## EXERCISE
Using the listing that follows, filter out every line lacking the string "form" and return the rest.

═══ SUPPLIED DATA

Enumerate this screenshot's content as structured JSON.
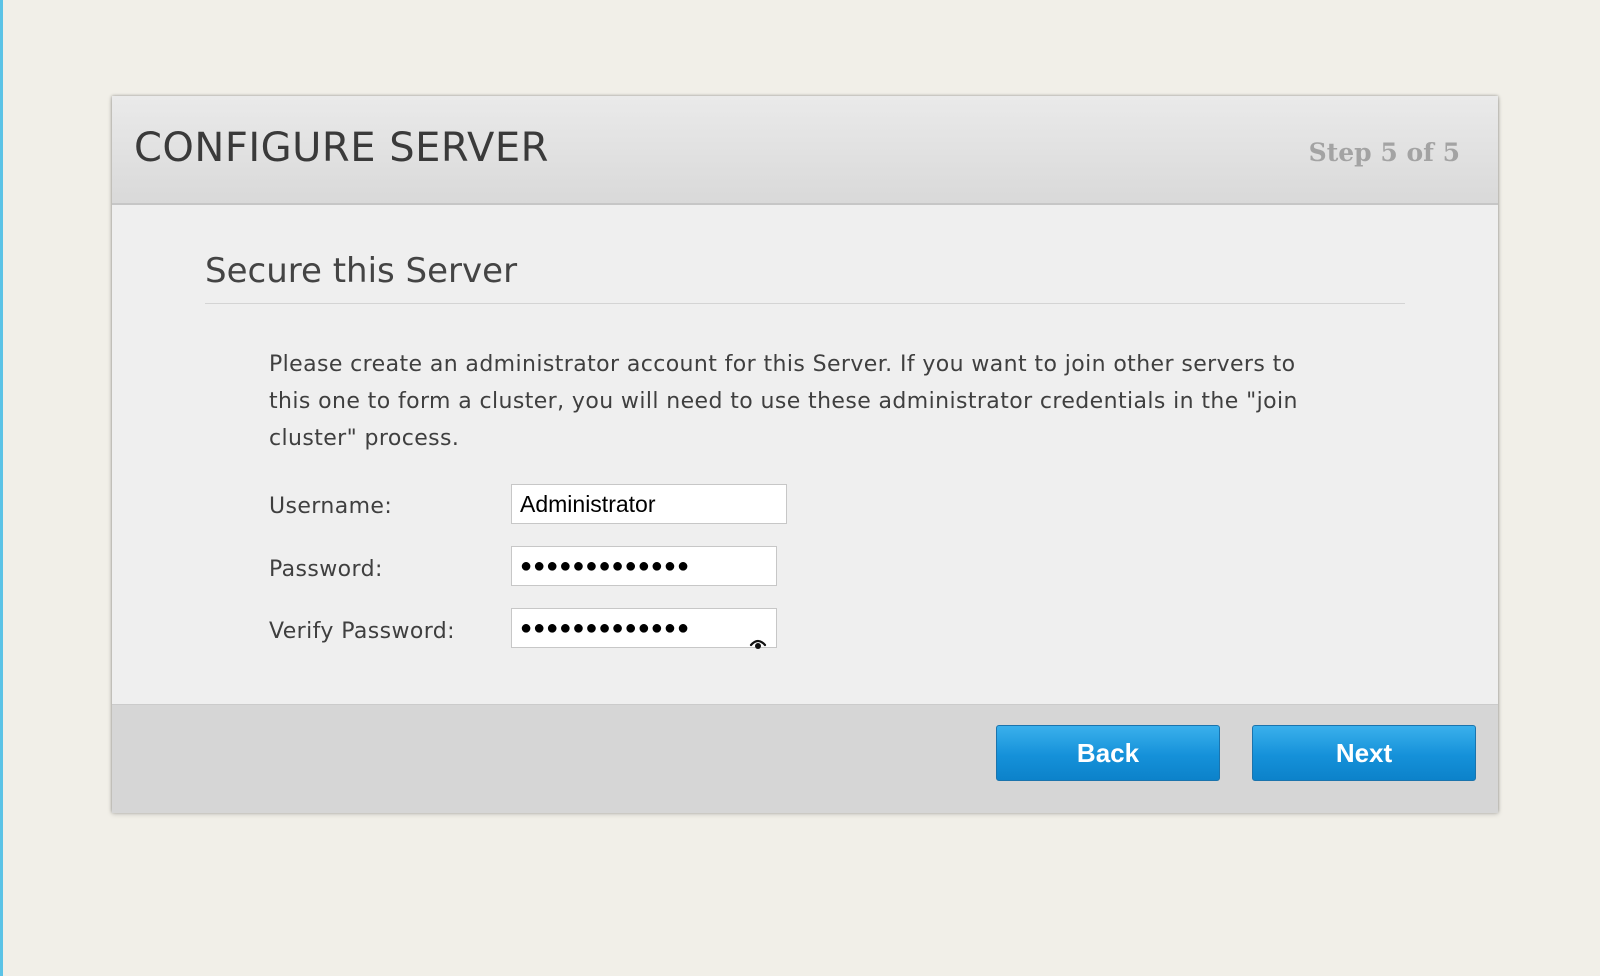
{
  "dialog": {
    "title": "CONFIGURE SERVER",
    "step": "Step 5 of 5"
  },
  "section": {
    "title": "Secure this Server",
    "description": "Please create an administrator account for this Server. If you want to join other servers to this one to form a cluster, you will need to use these administrator credentials in the \"join cluster\" process."
  },
  "form": {
    "username": {
      "label": "Username:",
      "value": "Administrator"
    },
    "password": {
      "label": "Password:",
      "masked_value": "●●●●●●●●●●●●●"
    },
    "verify_password": {
      "label": "Verify Password:",
      "masked_value": "●●●●●●●●●●●●●",
      "reveal_icon": "eye-icon"
    }
  },
  "footer": {
    "back_label": "Back",
    "next_label": "Next"
  },
  "colors": {
    "page_background": "#f1efe8",
    "button_blue": "#1591d9",
    "accent_edge": "#5bc3e6"
  }
}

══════

## REPLY
    "description": "Please create an administrator account for this Server. If you want to join other servers to this one to form a cluster, you will need to use these administrator credentials in the \"join cluster\" process."
  "form": {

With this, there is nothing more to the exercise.